◆ TASK INSTRUCTIONS ◆
Repeat the data in full and exactly. Leave the pictures out.

BEGIN DATASET EXCERPTS

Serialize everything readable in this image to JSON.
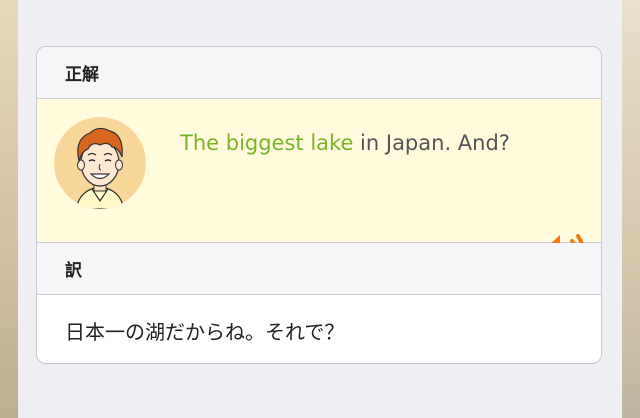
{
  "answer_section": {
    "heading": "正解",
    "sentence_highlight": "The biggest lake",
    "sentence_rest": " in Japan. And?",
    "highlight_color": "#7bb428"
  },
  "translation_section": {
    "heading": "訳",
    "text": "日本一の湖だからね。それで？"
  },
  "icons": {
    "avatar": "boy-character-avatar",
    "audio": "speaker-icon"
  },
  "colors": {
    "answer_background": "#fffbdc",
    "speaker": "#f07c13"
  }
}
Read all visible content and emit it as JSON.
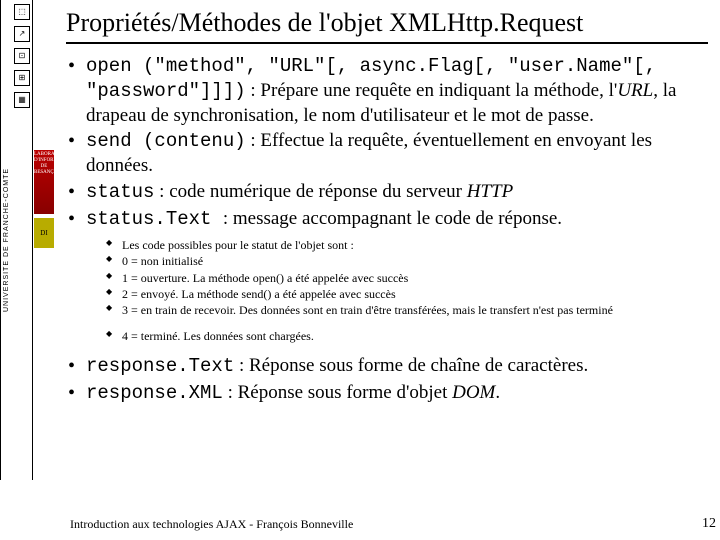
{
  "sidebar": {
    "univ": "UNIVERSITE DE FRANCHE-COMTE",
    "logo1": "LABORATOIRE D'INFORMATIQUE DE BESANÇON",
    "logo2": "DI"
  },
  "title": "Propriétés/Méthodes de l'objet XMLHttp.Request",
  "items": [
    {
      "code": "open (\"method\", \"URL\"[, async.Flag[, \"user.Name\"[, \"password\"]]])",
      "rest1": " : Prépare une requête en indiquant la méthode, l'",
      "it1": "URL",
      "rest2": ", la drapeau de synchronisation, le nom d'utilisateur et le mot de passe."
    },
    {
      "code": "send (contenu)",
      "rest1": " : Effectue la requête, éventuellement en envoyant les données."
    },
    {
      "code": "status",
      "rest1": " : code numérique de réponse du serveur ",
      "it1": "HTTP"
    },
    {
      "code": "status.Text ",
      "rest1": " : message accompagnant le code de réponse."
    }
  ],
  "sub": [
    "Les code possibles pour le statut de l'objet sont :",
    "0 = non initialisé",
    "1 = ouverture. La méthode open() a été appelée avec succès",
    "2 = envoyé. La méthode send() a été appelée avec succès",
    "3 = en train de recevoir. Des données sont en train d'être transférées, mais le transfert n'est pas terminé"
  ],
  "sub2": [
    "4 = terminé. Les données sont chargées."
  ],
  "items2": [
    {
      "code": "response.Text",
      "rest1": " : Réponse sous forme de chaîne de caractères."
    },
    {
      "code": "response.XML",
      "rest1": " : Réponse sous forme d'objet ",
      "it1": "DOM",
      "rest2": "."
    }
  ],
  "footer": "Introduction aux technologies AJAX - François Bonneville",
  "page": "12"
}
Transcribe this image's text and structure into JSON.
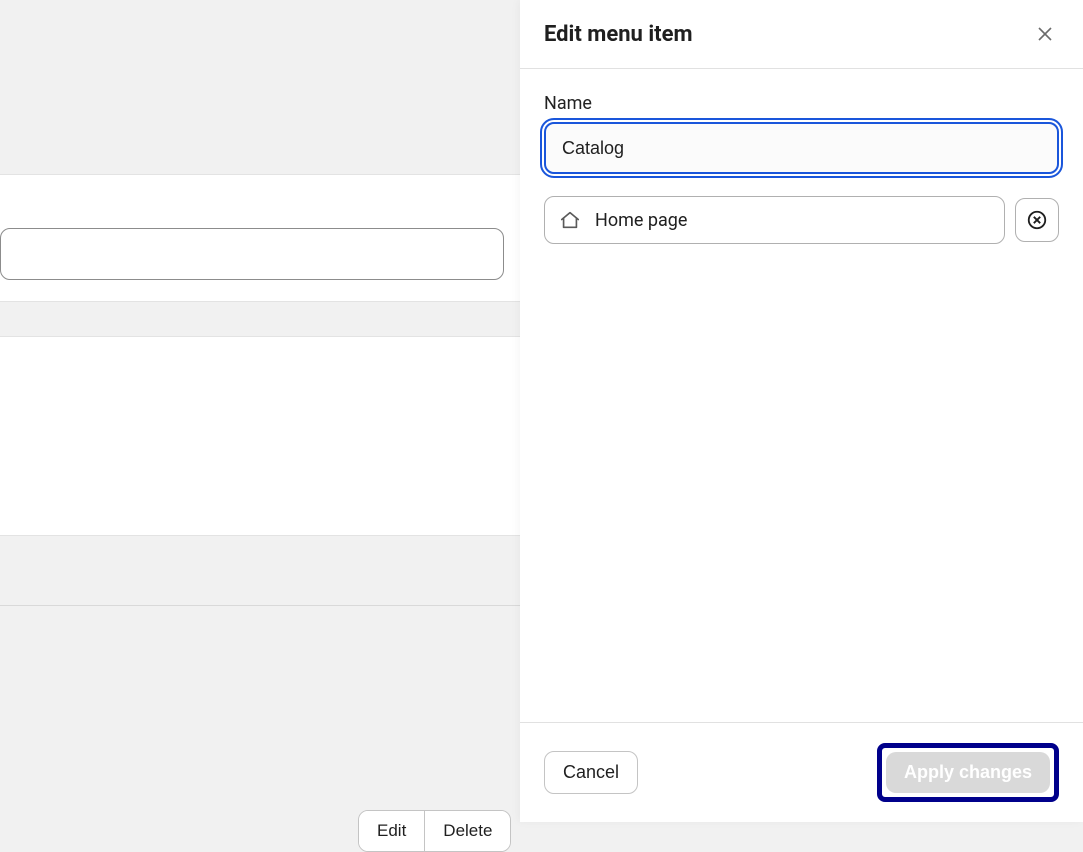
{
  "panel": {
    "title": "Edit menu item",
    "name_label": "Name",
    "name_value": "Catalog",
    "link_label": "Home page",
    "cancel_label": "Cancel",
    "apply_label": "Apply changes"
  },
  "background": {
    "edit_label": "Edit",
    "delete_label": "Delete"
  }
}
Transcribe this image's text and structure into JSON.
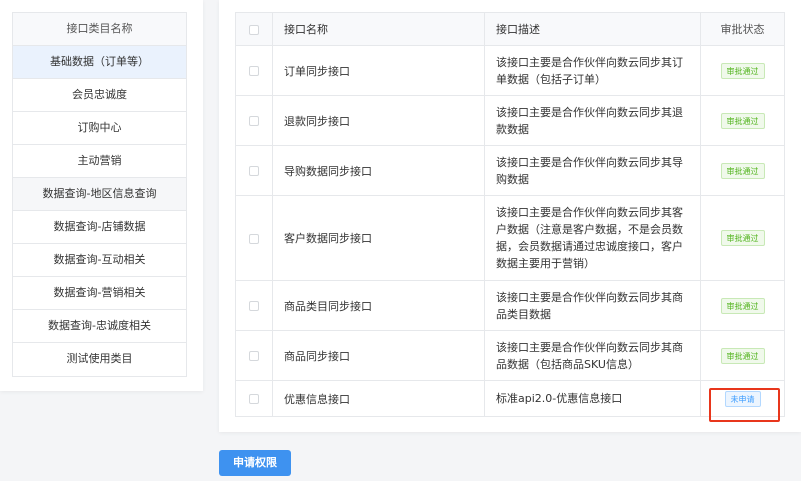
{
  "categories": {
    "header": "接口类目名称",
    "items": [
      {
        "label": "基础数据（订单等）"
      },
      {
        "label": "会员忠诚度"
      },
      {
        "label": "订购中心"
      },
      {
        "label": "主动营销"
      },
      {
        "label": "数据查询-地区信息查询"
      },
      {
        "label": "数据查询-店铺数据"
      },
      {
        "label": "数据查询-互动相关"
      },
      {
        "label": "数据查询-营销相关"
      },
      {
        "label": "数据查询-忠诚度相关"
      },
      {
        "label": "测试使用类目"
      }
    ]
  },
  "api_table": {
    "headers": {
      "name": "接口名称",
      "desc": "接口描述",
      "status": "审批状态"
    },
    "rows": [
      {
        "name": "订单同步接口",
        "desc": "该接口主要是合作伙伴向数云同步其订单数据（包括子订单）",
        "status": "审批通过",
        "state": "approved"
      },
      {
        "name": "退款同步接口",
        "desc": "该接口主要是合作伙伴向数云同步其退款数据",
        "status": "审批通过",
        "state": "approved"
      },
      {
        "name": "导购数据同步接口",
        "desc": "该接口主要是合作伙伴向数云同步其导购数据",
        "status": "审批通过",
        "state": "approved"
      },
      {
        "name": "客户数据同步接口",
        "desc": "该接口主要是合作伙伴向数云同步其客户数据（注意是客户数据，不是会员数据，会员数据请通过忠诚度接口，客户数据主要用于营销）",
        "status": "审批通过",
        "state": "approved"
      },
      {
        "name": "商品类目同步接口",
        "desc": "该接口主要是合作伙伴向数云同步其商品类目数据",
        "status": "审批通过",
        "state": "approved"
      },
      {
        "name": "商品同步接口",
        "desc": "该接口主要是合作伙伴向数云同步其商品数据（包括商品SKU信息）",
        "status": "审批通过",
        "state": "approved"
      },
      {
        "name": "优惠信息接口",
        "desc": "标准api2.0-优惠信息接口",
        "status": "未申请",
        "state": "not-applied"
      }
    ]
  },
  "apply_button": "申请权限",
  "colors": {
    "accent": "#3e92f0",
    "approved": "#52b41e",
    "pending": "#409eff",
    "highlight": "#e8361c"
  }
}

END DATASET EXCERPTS

◆ PROBLEM SOLUTION ◆
Serialize everything readable in this image to JSON.
{
  "answer_section": {
    "heading": "正解",
    "sentence_highlight": "The biggest lake",
    "sentence_rest": " in Japan. And?",
    "highlight_color": "#7bb428"
  },
  "translation_section": {
    "heading": "訳",
    "text": "日本一の湖だからね。それで？"
  },
  "icons": {
    "avatar": "boy-character-avatar",
    "audio": "speaker-icon"
  },
  "colors": {
    "answer_background": "#fffbdc",
    "speaker": "#f07c13"
  }
}
Read all visible content and emit it as JSON.
{
  "sidebar": {
    "univ": "UNIVERSITE DE FRANCHE-COMTE",
    "logo1": "LABORATOIRE D'INFORMATIQUE DE BESANÇON",
    "logo2": "DI"
  },
  "title": "Propriétés/Méthodes de l'objet XMLHttp.Request",
  "items": [
    {
      "code": "open (\"method\", \"URL\"[, async.Flag[, \"user.Name\"[, \"password\"]]])",
      "rest1": " : Prépare une requête en indiquant la méthode, l'",
      "it1": "URL",
      "rest2": ", la drapeau de synchronisation, le nom d'utilisateur et le mot de passe."
    },
    {
      "code": "send (contenu)",
      "rest1": " : Effectue la requête, éventuellement en envoyant les données."
    },
    {
      "code": "status",
      "rest1": " : code numérique de réponse du serveur ",
      "it1": "HTTP"
    },
    {
      "code": "status.Text ",
      "rest1": " : message accompagnant le code de réponse."
    }
  ],
  "sub": [
    "Les code possibles pour le statut de l'objet sont :",
    "0 = non initialisé",
    "1 = ouverture. La méthode open() a été appelée avec succès",
    "2 = envoyé. La méthode send() a été appelée avec succès",
    "3 = en train de recevoir. Des données sont en train d'être transférées, mais le transfert n'est pas terminé"
  ],
  "sub2": [
    "4 = terminé. Les données sont chargées."
  ],
  "items2": [
    {
      "code": "response.Text",
      "rest1": " : Réponse sous forme de chaîne de caractères."
    },
    {
      "code": "response.XML",
      "rest1": " : Réponse sous forme d'objet ",
      "it1": "DOM",
      "rest2": "."
    }
  ],
  "footer": "Introduction aux technologies AJAX - François Bonneville",
  "page": "12"
}
Transcribe this image's text and structure into JSON.
{
  "panel": {
    "title": "Edit menu item",
    "name_label": "Name",
    "name_value": "Catalog",
    "link_label": "Home page",
    "cancel_label": "Cancel",
    "apply_label": "Apply changes"
  },
  "background": {
    "edit_label": "Edit",
    "delete_label": "Delete"
  }
}
Transcribe this image's text and structure into JSON.
{
  "categories": {
    "header": "接口类目名称",
    "items": [
      {
        "label": "基础数据（订单等）"
      },
      {
        "label": "会员忠诚度"
      },
      {
        "label": "订购中心"
      },
      {
        "label": "主动营销"
      },
      {
        "label": "数据查询-地区信息查询"
      },
      {
        "label": "数据查询-店铺数据"
      },
      {
        "label": "数据查询-互动相关"
      },
      {
        "label": "数据查询-营销相关"
      },
      {
        "label": "数据查询-忠诚度相关"
      },
      {
        "label": "测试使用类目"
      }
    ]
  },
  "api_table": {
    "headers": {
      "name": "接口名称",
      "desc": "接口描述",
      "status": "审批状态"
    },
    "rows": [
      {
        "name": "订单同步接口",
        "desc": "该接口主要是合作伙伴向数云同步其订单数据（包括子订单）",
        "status": "审批通过",
        "state": "approved"
      },
      {
        "name": "退款同步接口",
        "desc": "该接口主要是合作伙伴向数云同步其退款数据",
        "status": "审批通过",
        "state": "approved"
      },
      {
        "name": "导购数据同步接口",
        "desc": "该接口主要是合作伙伴向数云同步其导购数据",
        "status": "审批通过",
        "state": "approved"
      },
      {
        "name": "客户数据同步接口",
        "desc": "该接口主要是合作伙伴向数云同步其客户数据（注意是客户数据，不是会员数据，会员数据请通过忠诚度接口，客户数据主要用于营销）",
        "status": "审批通过",
        "state": "approved"
      },
      {
        "name": "商品类目同步接口",
        "desc": "该接口主要是合作伙伴向数云同步其商品类目数据",
        "status": "审批通过",
        "state": "approved"
      },
      {
        "name": "商品同步接口",
        "desc": "该接口主要是合作伙伴向数云同步其商品数据（包括商品SKU信息）",
        "status": "审批通过",
        "state": "approved"
      },
      {
        "name": "优惠信息接口",
        "desc": "标准api2.0-优惠信息接口",
        "status": "未申请",
        "state": "not-applied"
      }
    ]
  },
  "apply_button": "申请权限",
  "colors": {
    "accent": "#3e92f0",
    "approved": "#52b41e",
    "pending": "#409eff",
    "highlight": "#e8361c"
  }
}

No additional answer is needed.